  • In addition to prohibiting minor access to gender affirming care, 7 states (AL, AR, FL, MO, MS, NC, NE) limit adult access in some way. These include provisions that would, for example, allow private health plans, Medicaid, and/or correctional facilities to exclude all gender affirming care coverage and/or prohibit them from providing such services; prohibit the use of federal funds for gender affirming care; require informed consent practices beyond those typical required in medical practice; and render gender affirming services non-tax deductible under state income tax law or due to some states definition of minors, those who are 18 years old.


  • Six (6) states provide exceptions, allowing access to this care in certain circumstances (GA, FL, OH, NC, NE, ND), including some limiting access to minors who were receiving these services prior to the law’s enactment (e.g. NC, ND, OH). Nebraska has a broader process available but it includes strict requirements to qualify for exceptions for individuals, families, and providers. Another six states (LA, IN, KY, OK, SD, and TX) that allow for these exceptions do so with a requirement or expectation that the minor will taper their use and be “weaned” from treatment within a certain time frame.
  • Notably,despite the prohibitions around gender affirming care for trans youth, all 23 states allow the same services prohibited under the law/policy to be used in other medical circumstances (e.g. when they are prescribed to address “precocious puberty” or chromosomal sex differences, among other “conditions”).


  • Just as the number of states enacting such policies has increased, so has the number of lawsuits challenging them. The majority of states with laws/policies in place (16 or 23) are facing legal challenges.
    • Several (6) have reached appeals courts, and the plaintiffs in the Tennessee and Kentucky cases have petitioned the U.S. Supreme Court to review their claims, with the U.S. Department of Justice filing a similar petition.

Looking Ahead

State policy making that limits youth access to gender affirming care can be viewed in a broader context of other actions states have taken to restrict young trans people’s access to social institutions. For example, states have enacted so called “bathroom bills,” “don’t say gay bills,” requirements that schools notify parents if minors use gender pronouns not reflective with their sex assigned at birth, and laws that limit transgender students’ access to sport. (The Movement Advancement Project tracks a range of these policy areas, including youth access to gender affirming care.) Conversely, other states have made efforts to secure trans people’s access to health care (including adults) by creating coverage requirements for private insurance and Medicaid and enacting shield laws to protect patients/providers seeking care when it is prohibited in their home state.

LGBTQ rights, especially those impacting young people, are shaping up to be a major issue in the 2024 election and are being debated heavily at the state and local level, as evidenced by the proliferation of laws and policies seeking to limit youth access to gender affirming care.

Looking ahead, it will be important to monitor whether states continue to enact these policies, how litigation takes shape, and whether the Supreme Court elects to take the cases that it has been petitioned to hear.
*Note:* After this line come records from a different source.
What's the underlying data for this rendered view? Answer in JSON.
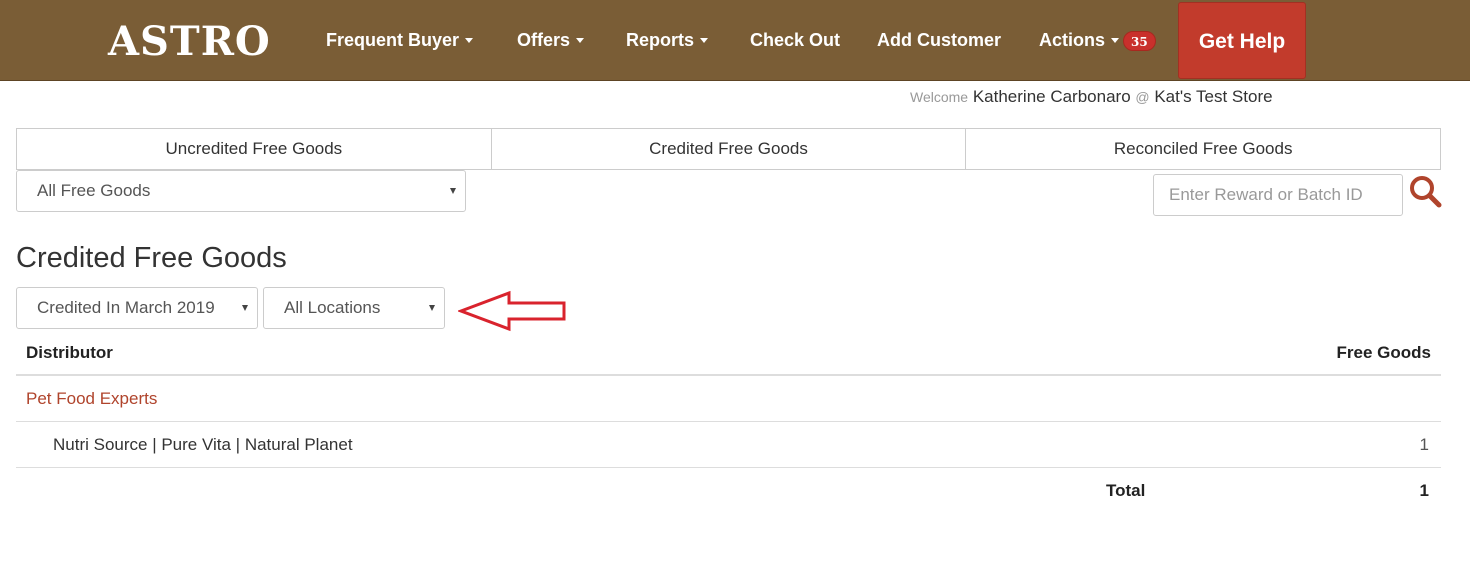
{
  "brand": {
    "logo": "ASTRO"
  },
  "nav": {
    "items": [
      {
        "label": "Frequent Buyer",
        "dropdown": true
      },
      {
        "label": "Offers",
        "dropdown": true
      },
      {
        "label": "Reports",
        "dropdown": true
      },
      {
        "label": "Check Out",
        "dropdown": false
      },
      {
        "label": "Add Customer",
        "dropdown": false
      },
      {
        "label": "Actions",
        "dropdown": true,
        "badge": "35"
      }
    ],
    "help_button": "Get Help"
  },
  "welcome": {
    "prefix": "Welcome",
    "user": "Katherine Carbonaro",
    "at": "@",
    "store": "Kat's Test Store"
  },
  "tabs": [
    {
      "label": "Uncredited Free Goods"
    },
    {
      "label": "Credited Free Goods"
    },
    {
      "label": "Reconciled Free Goods"
    }
  ],
  "filters": {
    "type_select": "All Free Goods",
    "search_placeholder": "Enter Reward or Batch ID",
    "period_select": "Credited In March 2019",
    "location_select": "All Locations"
  },
  "page_title": "Credited Free Goods",
  "table": {
    "headers": {
      "distributor": "Distributor",
      "free_goods": "Free Goods"
    },
    "groups": [
      {
        "distributor": "Pet Food Experts",
        "rows": [
          {
            "name": "Nutri Source | Pure Vita | Natural Planet",
            "free_goods": "1"
          }
        ]
      }
    ],
    "total_label": "Total",
    "total_value": "1"
  },
  "colors": {
    "navbar": "#7a5d36",
    "help_button": "#c23b2c",
    "link": "#b0442c",
    "annotation_arrow": "#d9232d",
    "badge": "#c9302c"
  },
  "icons": {
    "search": "magnifier-icon",
    "annotation": "left-arrow-icon"
  }
}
These laws and policies have political implications, but importantly also have the potential to affect the wellbeing of young trans people and LGBTQ people more broadly, with implications as well for health care providers, parents, and teachers.



KFF Headquarters: 185 Berry St., Suite 2000, San Francisco, CA 94107 | Phone 650-854-9400
Washington Offices and Barbara Jordan Conference Center: 1330 G Street, NW, Washington, DC 20005 | Phone 202-347-5270 | Email Alerts: | |

The independent source for health policy research, polling, and news, KFF is a nonprofit organization based in San Francisco, California.